MigraMar has been recording the movements of these ocean giants since 2011. This has allowed us to recognize the great migrations that occur in the Tropical Eastern Pacific. Specifically, movement patterns have been identified from Coiba Island, the Galapagos archipelago and Malpelo Island.
Whale sharks of both sexes and all sizes spread out from their congregating zones in Malpelo and Coiba. However, Galapagos receives the visit of a very specific sector of the population. Each year, between July and October, over 600 female whale sharks, all apparently pregnant, migrate past Darwin to the Equatorial Front, over 1500 kilometers west of Galapagos, and then return to the coasts of Ecuador and the north of Peru.
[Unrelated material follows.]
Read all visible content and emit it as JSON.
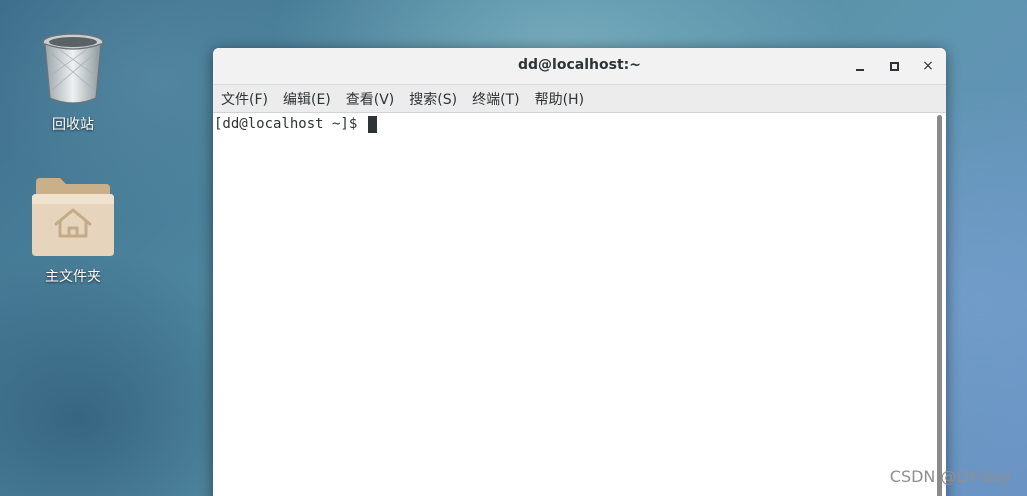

The movements of this species, and the connectivity shown between Galapagos and Peru, and between Panama, Nicaragua and El Salvador, underline the need to bring these countries into the regional view of joint management of these waters, as well as incorporate groups of scientists from these countries into the MigraMar network.